If you’re a Canadian business with a customer in the US you may have been asked to fill out a W8-BEN-E form. Before retaining a US tax specialist or planning your getaway from the IRS, there are a few things you should know about the form.
When doing business with a foreign entity, certain rules apply on payments. For example, when paying a vendor outside of the country, at times the customer is required to withhold a percentage of the fee and remit it to the tax authorities. For example, suppose a US company requires graphic design services and retains a designer based in Vietnam. If the designer charges the US company $100 for the work, $15 may need to be remitted to the IRS and the designer may only receive the net $85.
This type of tax which is deducted at source is called a ‘withholding tax.’ The idea is to ensure that foreign entities doing business in the home country are paying their share of taxes – even though in their own countries their tax rates may differ considerably. It’s also a way of deterring tax evasion so that someone living in a tax free zone can’t withdraw their income from the home country tax free.
In order to make it easier to do business with foreign entities, many countries have tax treaties with each other. While the treaties themselves are long and complex, the idea is to solidify where the income is actually taxed.
The idea behind the W8-BEN-E form is to determine if any withholding taxes should be deducted on payments to you or if they can be paid out in full. Your US customer is essentially placing the onus on you to let them know the tax treatment of the money they owe you.
For most active Canadian companies, the W8-BEN-E form will be used to determine that no withholding taxes should apply on the money paid to you due to the Canada – US tax treaty. By stating that you’re an ‘Active NFFE’ (Part XXV in the 2016 version of the form), you’re stating that you’re not a financial institution and that more than half of your income was produced from active business in Canada. If you’re offering a service like web development, graphic design, or any kind of consulting, you’re probably an NFFE. That being said, if you’re a holding company or own a substantial amount of corporate investments, you may want to review the form with an accountant. You may also want a professional opinion if you own an online store or sell on Amazon since specific rules apply on shipments of products to the US. Finally, if you’re not incorporated, you’ll likely need to use the W8-BEN form which is a simpler version of the W8-BEN-E.

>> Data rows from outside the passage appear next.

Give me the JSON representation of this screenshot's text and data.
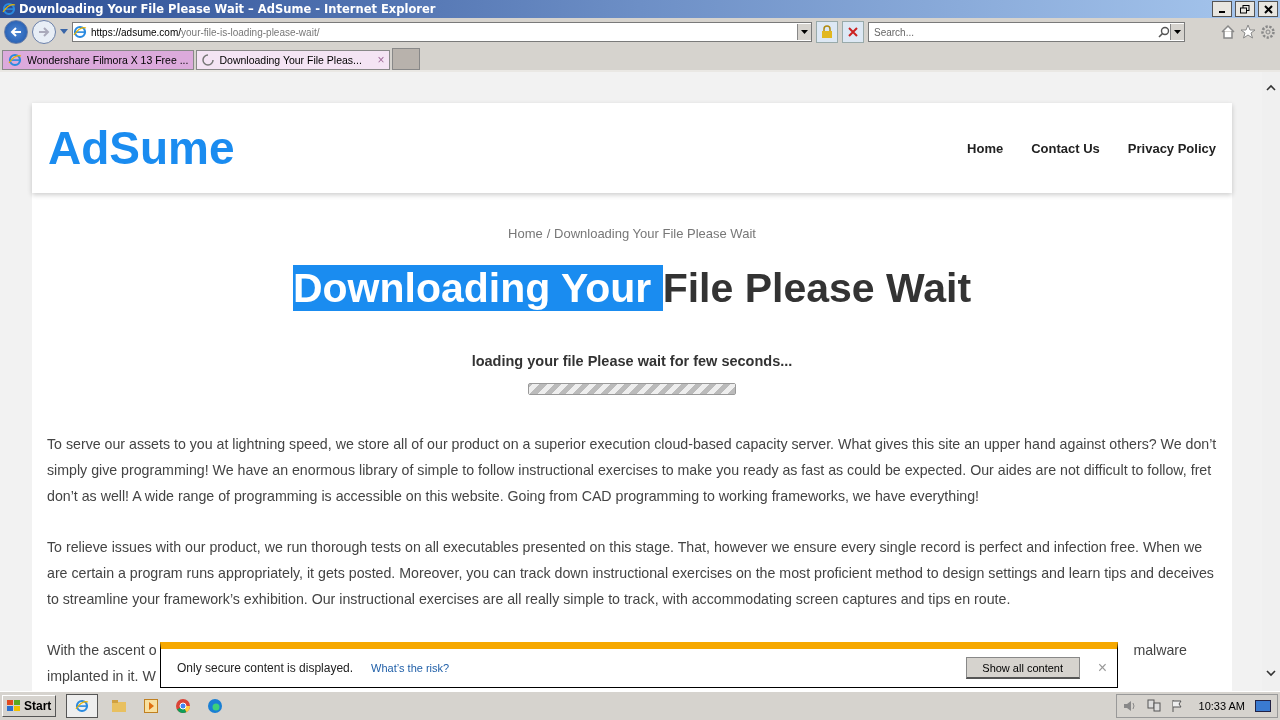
{
  "window": {
    "title": "Downloading Your File Please Wait – AdSume - Internet Explorer"
  },
  "address_bar": {
    "host": "https://adsume.com/",
    "path": "your-file-is-loading-please-wait/"
  },
  "search": {
    "placeholder": "Search..."
  },
  "tabs": [
    {
      "label": "Wondershare Filmora X 13 Free ...",
      "selected": false,
      "kind": "ie"
    },
    {
      "label": "Downloading Your File Pleas...",
      "selected": true,
      "kind": "loading",
      "close": "×"
    }
  ],
  "site": {
    "logo": "AdSume",
    "nav": [
      "Home",
      "Contact Us",
      "Privacy Policy"
    ]
  },
  "breadcrumb": {
    "home": "Home",
    "current": "/ Downloading Your File Please Wait"
  },
  "heading": {
    "selected_part": "Downloading Your ",
    "rest": "File Please Wait"
  },
  "loading": {
    "text": "loading your file Please wait for few seconds...",
    "level": 1
  },
  "paragraphs": [
    "To serve our assets to you at lightning speed, we store all of our product on a superior execution cloud-based capacity server. What gives this site an upper hand against others? We don’t simply give programming! We have an enormous library of simple to follow instructional exercises to make you ready as fast as could be expected. Our aides are not difficult to follow, fret don’t as well! A wide range of programming is accessible on this website. Going from CAD programming to working frameworks, we have everything!",
    "To relieve issues with our product, we run thorough tests on all executables presented on this stage. That, however we ensure every single record is perfect and infection free. When we are certain a program runs appropriately, it gets posted. Moreover, you can track down instructional exercises on the most proficient method to design settings and learn tips and deceives to streamline your framework’s exhibition. Our instructional exercises are all really simple to track, with accommodating screen captures and tips en route."
  ],
  "partial_paragraph": {
    "line1_left": "With the ascent o",
    "line1_right": "malware",
    "line2_left": "implanted in it. W"
  },
  "notification": {
    "message": "Only secure content is displayed.",
    "link": "What’s the risk?",
    "button": "Show all content",
    "close": "×"
  },
  "taskbar": {
    "start": "Start",
    "clock": "10:33 AM"
  }
}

As an ‘Active NFFE,’ you can typically sign and date the form then submit to your customer – certifying that the income that the form relates to is exempt from withholding tax. With that, you should be able to rest easy that you’ll be getting paid in full from your US customer and don’t have to deal with the IRS!